*** Opening of DATA ***

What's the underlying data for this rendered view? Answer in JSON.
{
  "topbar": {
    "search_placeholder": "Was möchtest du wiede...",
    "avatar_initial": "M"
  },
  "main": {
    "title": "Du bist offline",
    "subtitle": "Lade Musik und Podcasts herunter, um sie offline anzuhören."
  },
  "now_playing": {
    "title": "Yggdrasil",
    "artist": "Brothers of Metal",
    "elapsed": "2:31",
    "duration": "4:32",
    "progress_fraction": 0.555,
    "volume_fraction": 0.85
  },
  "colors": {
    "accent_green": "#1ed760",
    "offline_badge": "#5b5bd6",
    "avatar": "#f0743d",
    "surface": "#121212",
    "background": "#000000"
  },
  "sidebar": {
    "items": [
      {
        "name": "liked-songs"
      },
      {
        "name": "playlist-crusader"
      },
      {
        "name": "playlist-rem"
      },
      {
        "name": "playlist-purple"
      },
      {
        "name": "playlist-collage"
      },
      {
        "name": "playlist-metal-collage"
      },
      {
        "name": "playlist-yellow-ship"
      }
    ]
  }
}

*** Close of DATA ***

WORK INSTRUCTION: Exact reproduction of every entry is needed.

OUTPUT BELOW:
What's the underlying data for this rendered view? Answer in JSON.
{
  "topbar": {
    "search_placeholder": "Was möchtest du wiede...",
    "avatar_initial": "M"
  },
  "main": {
    "title": "Du bist offline",
    "subtitle": "Lade Musik und Podcasts herunter, um sie offline anzuhören."
  },
  "now_playing": {
    "title": "Yggdrasil",
    "artist": "Brothers of Metal",
    "elapsed": "2:31",
    "duration": "4:32",
    "progress_fraction": 0.555,
    "volume_fraction": 0.85
  },
  "colors": {
    "accent_green": "#1ed760",
    "offline_badge": "#5b5bd6",
    "avatar": "#f0743d",
    "surface": "#121212",
    "background": "#000000"
  },
  "sidebar": {
    "items": [
      {
        "name": "liked-songs"
      },
      {
        "name": "playlist-crusader"
      },
      {
        "name": "playlist-rem"
      },
      {
        "name": "playlist-purple"
      },
      {
        "name": "playlist-collage"
      },
      {
        "name": "playlist-metal-collage"
      },
      {
        "name": "playlist-yellow-ship"
      }
    ]
  }
}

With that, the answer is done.